The Nevada Department of Wildlife protects, restores and manages fish and wildlife, and promotes fishing, hunting and boating safety.

NDOW's wildlife and habitat conservation efforts are primarily funded by sportsmen's license and conservation fees and a federal surcharge on hunting and fishing gear.

Support wildlife and habitat conservation in Nevada by purchasing a hunting, fishing or combination license.

Duck Numbers Remain Strong this Year
    Despite slight declines, most species remain well above long-term averages
View speciesbreakdown, charts and info. The US Fish and Wildlife Service today released its report on 2013 Trends in Duck Breeding Populations, based on surveys conducted in May and early June. Total populations were estimated at 45.6 million breeding ducks in the surveyed area. This estimate represents a 6-percent decrease from last year's estimate of 48.6 million birds, and is 33 percent above the 1955-2012 long-term average.
Of the 10 species surveyed, 7 were similar to last year's estimates, including mallards. Scaup and blue-winged teal were significantly below last year's estimates. Wigeon were 23 percent above last year. Mallards, similar in number to 2012, are 36 percent above the long-term average. Two species (northern pintail and scaup) remained below their long-term average and North American Waterfowl Management Plan goals.
View all the data and get a species-by-species breakdown at www.ducks.org/2013ducknumbers.
 

Press Release from the Nevada Firearms Coalition:

LAS VEGAS – The Nevada Firearms Coalition welcomes the United States Conference of Mayors to Las Vegas for their Annual Meeting and calls on Nevada mayors to be innovative in their discussions about safe communities and quit over-regulating the 2nd Amendment.“Nevadans just said loud and clear that they opposed Bloomberg’s overreaching gun legislation, now mayors from across the country are coming to Las Vegas to discuss new strategies to over-regulate the 2nd Amendment when they really need to be talking about proven practices to reduce firearms accidents,” said Don Turner, President of the Nevada Firearms Coalition.

NDOW To Conduct Statewide Boating Under the Influence Enforcement       

Agency Participates in Nationwide Effort Following Local, High Profile Incidents

            Game wardens with the Nevada Department of Wildlife (NDOW) will be targeting boaters operating under the influence (OUI) this weekend in waters across Nevada as part of a nationally coordinated enforcement effort dubbed “Operation Dry Water.” As part of the effort, NDOW will be moving extra officers from other parts of the state to focus on busy recreational waters, such as Lakes Mead and Mohave. “We want to move our officers to the trouble spots,” said Pfiffner. “We know where people are operating under the influence and we will be saturating those areas."

Attachments:
Download this file (062513_Dry_Water.pdf)062513_Dry_Water.pdf88 Kb

Dove Hunt Applications Due for Overton WMA

            Hunters who plan to spend opening day and the first weekend of the 2013 mourning dove season hunting at the Overton Wildlife Management Area (OWMA) have until July 10 to submit their reservation applications.
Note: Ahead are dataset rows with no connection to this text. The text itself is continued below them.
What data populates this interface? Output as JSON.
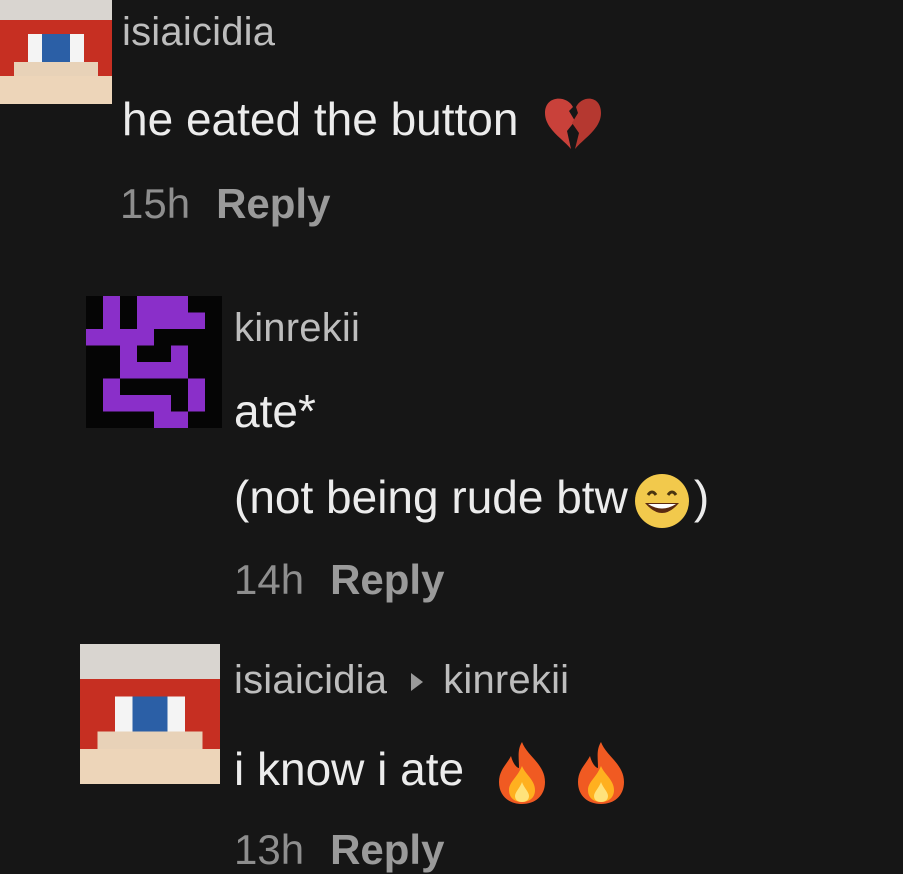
{
  "comments": [
    {
      "username": "isiaicidia",
      "lines": [
        "he eated the button"
      ],
      "emoji": "broken-heart-icon",
      "time": "15h",
      "reply_label": "Reply"
    },
    {
      "username": "kinrekii",
      "lines": [
        "ate*",
        "(not being rude btw",
        ")"
      ],
      "emoji": "grinning-face-icon",
      "time": "14h",
      "reply_label": "Reply"
    },
    {
      "username": "isiaicidia",
      "reply_to": "kinrekii",
      "lines": [
        "i know i ate"
      ],
      "emoji": "fire-icon",
      "time": "13h",
      "reply_label": "Reply"
    }
  ],
  "colors": {
    "background": "#161616",
    "username": "#bdbdbd",
    "text": "#ececec",
    "meta": "#8e8e8e",
    "avatar_purple": "#8a2fc9"
  }
}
Applications must be received at the Nevada Department of Wildlife(NDOW) Headquarters Office in Reno no later than 5 p.m., July 10, and must be delivered only through a postal service. Please see the attachment for further information.
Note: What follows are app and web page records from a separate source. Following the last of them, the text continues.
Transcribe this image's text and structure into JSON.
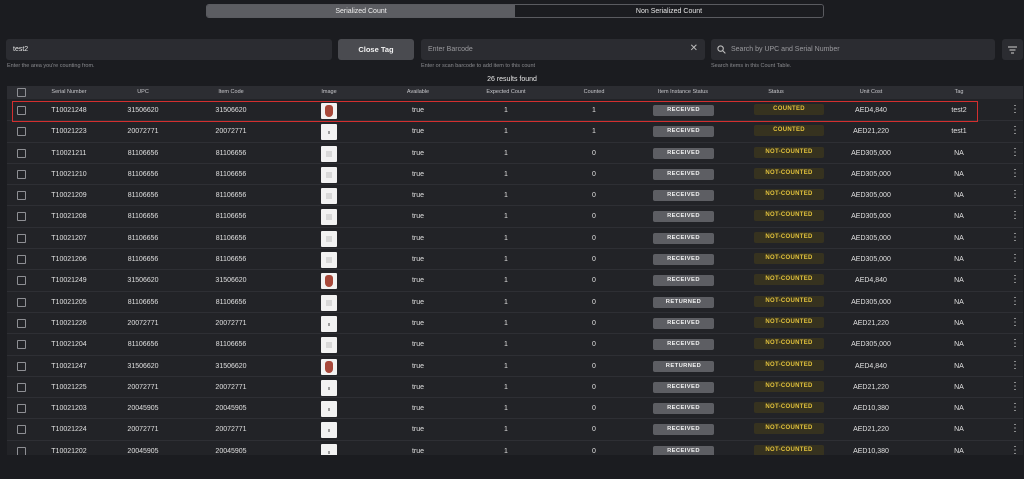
{
  "tabs": [
    {
      "label": "Serialized Count",
      "active": true
    },
    {
      "label": "Non Serialized Count",
      "active": false
    }
  ],
  "area_input": {
    "value": "test2",
    "hint": "Enter the area you're counting from."
  },
  "close_tag_label": "Close Tag",
  "barcode_input": {
    "placeholder": "Enter Barcode",
    "hint": "Enter or scan barcode to add item to this count"
  },
  "search": {
    "placeholder": "Search by UPC and Serial Number",
    "hint": "Search items in this Count Table."
  },
  "results_text": "26 results found",
  "columns": [
    "Serial Number",
    "UPC",
    "Item Code",
    "Image",
    "Available",
    "Expected Count",
    "Counted",
    "Item Instance Status",
    "Status",
    "Unit Cost",
    "Tag"
  ],
  "rows": [
    {
      "serial": "T10021248",
      "upc": "31506620",
      "item_code": "31506620",
      "image": "vase",
      "available": "true",
      "expected": "1",
      "counted": "1",
      "instance_status": "RECEIVED",
      "status": "COUNTED",
      "unit_cost": "AED4,840",
      "tag": "test2"
    },
    {
      "serial": "T10021223",
      "upc": "20072771",
      "item_code": "20072771",
      "image": "small",
      "available": "true",
      "expected": "1",
      "counted": "1",
      "instance_status": "RECEIVED",
      "status": "COUNTED",
      "unit_cost": "AED21,220",
      "tag": "test1"
    },
    {
      "serial": "T10021211",
      "upc": "81106656",
      "item_code": "81106656",
      "image": "box",
      "available": "true",
      "expected": "1",
      "counted": "0",
      "instance_status": "RECEIVED",
      "status": "NOT-COUNTED",
      "unit_cost": "AED305,000",
      "tag": "NA"
    },
    {
      "serial": "T10021210",
      "upc": "81106656",
      "item_code": "81106656",
      "image": "box",
      "available": "true",
      "expected": "1",
      "counted": "0",
      "instance_status": "RECEIVED",
      "status": "NOT-COUNTED",
      "unit_cost": "AED305,000",
      "tag": "NA"
    },
    {
      "serial": "T10021209",
      "upc": "81106656",
      "item_code": "81106656",
      "image": "box",
      "available": "true",
      "expected": "1",
      "counted": "0",
      "instance_status": "RECEIVED",
      "status": "NOT-COUNTED",
      "unit_cost": "AED305,000",
      "tag": "NA"
    },
    {
      "serial": "T10021208",
      "upc": "81106656",
      "item_code": "81106656",
      "image": "box",
      "available": "true",
      "expected": "1",
      "counted": "0",
      "instance_status": "RECEIVED",
      "status": "NOT-COUNTED",
      "unit_cost": "AED305,000",
      "tag": "NA"
    },
    {
      "serial": "T10021207",
      "upc": "81106656",
      "item_code": "81106656",
      "image": "box",
      "available": "true",
      "expected": "1",
      "counted": "0",
      "instance_status": "RECEIVED",
      "status": "NOT-COUNTED",
      "unit_cost": "AED305,000",
      "tag": "NA"
    },
    {
      "serial": "T10021206",
      "upc": "81106656",
      "item_code": "81106656",
      "image": "box",
      "available": "true",
      "expected": "1",
      "counted": "0",
      "instance_status": "RECEIVED",
      "status": "NOT-COUNTED",
      "unit_cost": "AED305,000",
      "tag": "NA"
    },
    {
      "serial": "T10021249",
      "upc": "31506620",
      "item_code": "31506620",
      "image": "vase",
      "available": "true",
      "expected": "1",
      "counted": "0",
      "instance_status": "RECEIVED",
      "status": "NOT-COUNTED",
      "unit_cost": "AED4,840",
      "tag": "NA"
    },
    {
      "serial": "T10021205",
      "upc": "81106656",
      "item_code": "81106656",
      "image": "box",
      "available": "true",
      "expected": "1",
      "counted": "0",
      "instance_status": "RETURNED",
      "status": "NOT-COUNTED",
      "unit_cost": "AED305,000",
      "tag": "NA"
    },
    {
      "serial": "T10021226",
      "upc": "20072771",
      "item_code": "20072771",
      "image": "small",
      "available": "true",
      "expected": "1",
      "counted": "0",
      "instance_status": "RECEIVED",
      "status": "NOT-COUNTED",
      "unit_cost": "AED21,220",
      "tag": "NA"
    },
    {
      "serial": "T10021204",
      "upc": "81106656",
      "item_code": "81106656",
      "image": "box",
      "available": "true",
      "expected": "1",
      "counted": "0",
      "instance_status": "RECEIVED",
      "status": "NOT-COUNTED",
      "unit_cost": "AED305,000",
      "tag": "NA"
    },
    {
      "serial": "T10021247",
      "upc": "31506620",
      "item_code": "31506620",
      "image": "vase",
      "available": "true",
      "expected": "1",
      "counted": "0",
      "instance_status": "RETURNED",
      "status": "NOT-COUNTED",
      "unit_cost": "AED4,840",
      "tag": "NA"
    },
    {
      "serial": "T10021225",
      "upc": "20072771",
      "item_code": "20072771",
      "image": "small",
      "available": "true",
      "expected": "1",
      "counted": "0",
      "instance_status": "RECEIVED",
      "status": "NOT-COUNTED",
      "unit_cost": "AED21,220",
      "tag": "NA"
    },
    {
      "serial": "T10021203",
      "upc": "20045905",
      "item_code": "20045905",
      "image": "small",
      "available": "true",
      "expected": "1",
      "counted": "0",
      "instance_status": "RECEIVED",
      "status": "NOT-COUNTED",
      "unit_cost": "AED10,380",
      "tag": "NA"
    },
    {
      "serial": "T10021224",
      "upc": "20072771",
      "item_code": "20072771",
      "image": "small",
      "available": "true",
      "expected": "1",
      "counted": "0",
      "instance_status": "RECEIVED",
      "status": "NOT-COUNTED",
      "unit_cost": "AED21,220",
      "tag": "NA"
    },
    {
      "serial": "T10021202",
      "upc": "20045905",
      "item_code": "20045905",
      "image": "small",
      "available": "true",
      "expected": "1",
      "counted": "0",
      "instance_status": "RECEIVED",
      "status": "NOT-COUNTED",
      "unit_cost": "AED10,380",
      "tag": "NA"
    }
  ]
}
Attachments:
Download this file (062513_OWMA_dove_hunt.pdf)062513_OWMA_dove_hunt.pdf81 Kb

 

 

Ask a Nevada sportsman about gun control and you might get a myriad of answers, but
first you might get some questions. Are you talking about hurrying up a steep
hill only to get to the top with an accelerated heart rate and you want to know
how to control the gun for a well placed shot? 
Other questions might be how do you control your gun when a covey of
quail flushes from your feet? But the biggest question of all is the gun
control being promoted by the legislature. Oh, THAT gun control!!

 

Click on the pdf attachment to continue reading....

The Governor's office has set up a telephone voting process for SB221 so you can call in and indicate your vote by pressing #2 to vote AGAINST SB 221.

 

 

Call (775)684-5670 and then press 2 to vote AGAINST the measure.